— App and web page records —
╔══

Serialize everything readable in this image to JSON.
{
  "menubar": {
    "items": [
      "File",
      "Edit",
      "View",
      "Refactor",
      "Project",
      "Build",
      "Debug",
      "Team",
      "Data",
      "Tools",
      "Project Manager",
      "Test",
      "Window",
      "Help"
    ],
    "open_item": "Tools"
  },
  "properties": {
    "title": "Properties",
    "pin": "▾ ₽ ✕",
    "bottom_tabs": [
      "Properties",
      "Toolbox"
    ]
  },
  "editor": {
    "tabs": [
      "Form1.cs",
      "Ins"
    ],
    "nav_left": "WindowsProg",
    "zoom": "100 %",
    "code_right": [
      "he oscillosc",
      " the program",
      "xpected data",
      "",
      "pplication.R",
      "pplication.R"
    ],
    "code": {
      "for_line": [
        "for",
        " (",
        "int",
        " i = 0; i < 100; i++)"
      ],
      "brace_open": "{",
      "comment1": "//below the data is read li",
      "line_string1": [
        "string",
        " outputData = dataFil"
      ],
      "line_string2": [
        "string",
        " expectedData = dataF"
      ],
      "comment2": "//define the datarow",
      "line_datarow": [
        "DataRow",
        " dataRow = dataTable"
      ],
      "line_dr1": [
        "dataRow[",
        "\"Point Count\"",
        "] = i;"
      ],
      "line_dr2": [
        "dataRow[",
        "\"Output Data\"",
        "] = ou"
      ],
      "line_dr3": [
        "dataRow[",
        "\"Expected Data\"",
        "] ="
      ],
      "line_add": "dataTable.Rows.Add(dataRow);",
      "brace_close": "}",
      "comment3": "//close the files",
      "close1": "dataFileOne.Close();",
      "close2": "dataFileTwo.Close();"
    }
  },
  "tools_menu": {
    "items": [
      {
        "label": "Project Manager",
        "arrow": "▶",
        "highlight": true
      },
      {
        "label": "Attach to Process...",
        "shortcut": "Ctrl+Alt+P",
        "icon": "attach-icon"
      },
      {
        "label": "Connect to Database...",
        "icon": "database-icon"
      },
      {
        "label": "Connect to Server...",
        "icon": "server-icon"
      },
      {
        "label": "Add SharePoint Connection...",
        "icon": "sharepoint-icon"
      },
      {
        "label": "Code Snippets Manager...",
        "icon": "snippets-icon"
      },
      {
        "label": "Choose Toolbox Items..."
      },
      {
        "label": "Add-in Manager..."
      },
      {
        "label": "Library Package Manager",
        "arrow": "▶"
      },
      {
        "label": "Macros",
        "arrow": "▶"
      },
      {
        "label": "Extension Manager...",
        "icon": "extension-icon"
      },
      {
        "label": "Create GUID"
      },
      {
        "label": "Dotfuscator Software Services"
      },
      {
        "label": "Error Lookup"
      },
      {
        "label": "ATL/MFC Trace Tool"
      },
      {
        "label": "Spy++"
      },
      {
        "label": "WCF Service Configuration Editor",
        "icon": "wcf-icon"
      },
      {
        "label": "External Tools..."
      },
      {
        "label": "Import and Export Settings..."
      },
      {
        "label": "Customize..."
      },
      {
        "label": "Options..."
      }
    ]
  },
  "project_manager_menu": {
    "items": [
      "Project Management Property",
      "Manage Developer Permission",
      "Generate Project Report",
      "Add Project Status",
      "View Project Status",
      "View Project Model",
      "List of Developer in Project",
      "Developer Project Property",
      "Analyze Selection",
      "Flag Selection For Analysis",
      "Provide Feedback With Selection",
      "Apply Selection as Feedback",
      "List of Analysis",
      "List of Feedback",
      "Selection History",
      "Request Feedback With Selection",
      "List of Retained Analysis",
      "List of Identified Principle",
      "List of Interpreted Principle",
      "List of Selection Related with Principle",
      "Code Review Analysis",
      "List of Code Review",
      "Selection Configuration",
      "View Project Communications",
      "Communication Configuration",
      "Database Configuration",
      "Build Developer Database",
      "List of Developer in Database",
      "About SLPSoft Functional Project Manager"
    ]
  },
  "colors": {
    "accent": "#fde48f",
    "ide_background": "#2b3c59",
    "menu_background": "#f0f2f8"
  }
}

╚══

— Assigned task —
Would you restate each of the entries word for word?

— Worked solution —
Serialize everything readable in this image to JSON.
{
  "menubar": {
    "items": [
      "File",
      "Edit",
      "View",
      "Refactor",
      "Project",
      "Build",
      "Debug",
      "Team",
      "Data",
      "Tools",
      "Project Manager",
      "Test",
      "Window",
      "Help"
    ],
    "open_item": "Tools"
  },
  "properties": {
    "title": "Properties",
    "pin": "▾ ₽ ✕",
    "bottom_tabs": [
      "Properties",
      "Toolbox"
    ]
  },
  "editor": {
    "tabs": [
      "Form1.cs",
      "Ins"
    ],
    "nav_left": "WindowsProg",
    "zoom": "100 %",
    "code_right": [
      "he oscillosc",
      " the program",
      "xpected data",
      "",
      "pplication.R",
      "pplication.R"
    ],
    "code": {
      "for_line": [
        "for",
        " (",
        "int",
        " i = 0; i < 100; i++)"
      ],
      "brace_open": "{",
      "comment1": "//below the data is read li",
      "line_string1": [
        "string",
        " outputData = dataFil"
      ],
      "line_string2": [
        "string",
        " expectedData = dataF"
      ],
      "comment2": "//define the datarow",
      "line_datarow": [
        "DataRow",
        " dataRow = dataTable"
      ],
      "line_dr1": [
        "dataRow[",
        "\"Point Count\"",
        "] = i;"
      ],
      "line_dr2": [
        "dataRow[",
        "\"Output Data\"",
        "] = ou"
      ],
      "line_dr3": [
        "dataRow[",
        "\"Expected Data\"",
        "] ="
      ],
      "line_add": "dataTable.Rows.Add(dataRow);",
      "brace_close": "}",
      "comment3": "//close the files",
      "close1": "dataFileOne.Close();",
      "close2": "dataFileTwo.Close();"
    }
  },
  "tools_menu": {
    "items": [
      {
        "label": "Project Manager",
        "arrow": "▶",
        "highlight": true
      },
      {
        "label": "Attach to Process...",
        "shortcut": "Ctrl+Alt+P",
        "icon": "attach-icon"
      },
      {
        "label": "Connect to Database...",
        "icon": "database-icon"
      },
      {
        "label": "Connect to Server...",
        "icon": "server-icon"
      },
      {
        "label": "Add SharePoint Connection...",
        "icon": "sharepoint-icon"
      },
      {
        "label": "Code Snippets Manager...",
        "icon": "snippets-icon"
      },
      {
        "label": "Choose Toolbox Items..."
      },
      {
        "label": "Add-in Manager..."
      },
      {
        "label": "Library Package Manager",
        "arrow": "▶"
      },
      {
        "label": "Macros",
        "arrow": "▶"
      },
      {
        "label": "Extension Manager...",
        "icon": "extension-icon"
      },
      {
        "label": "Create GUID"
      },
      {
        "label": "Dotfuscator Software Services"
      },
      {
        "label": "Error Lookup"
      },
      {
        "label": "ATL/MFC Trace Tool"
      },
      {
        "label": "Spy++"
      },
      {
        "label": "WCF Service Configuration Editor",
        "icon": "wcf-icon"
      },
      {
        "label": "External Tools..."
      },
      {
        "label": "Import and Export Settings..."
      },
      {
        "label": "Customize..."
      },
      {
        "label": "Options..."
      }
    ]
  },
  "project_manager_menu": {
    "items": [
      "Project Management Property",
      "Manage Developer Permission",
      "Generate Project Report",
      "Add Project Status",
      "View Project Status",
      "View Project Model",
      "List of Developer in Project",
      "Developer Project Property",
      "Analyze Selection",
      "Flag Selection For Analysis",
      "Provide Feedback With Selection",
      "Apply Selection as Feedback",
      "List of Analysis",
      "List of Feedback",
      "Selection History",
      "Request Feedback With Selection",
      "List of Retained Analysis",
      "List of Identified Principle",
      "List of Interpreted Principle",
      "List of Selection Related with Principle",
      "Code Review Analysis",
      "List of Code Review",
      "Selection Configuration",
      "View Project Communications",
      "Communication Configuration",
      "Database Configuration",
      "Build Developer Database",
      "List of Developer in Database",
      "About SLPSoft Functional Project Manager"
    ]
  },
  "colors": {
    "accent": "#fde48f",
    "ide_background": "#2b3c59",
    "menu_background": "#f0f2f8"
  }
}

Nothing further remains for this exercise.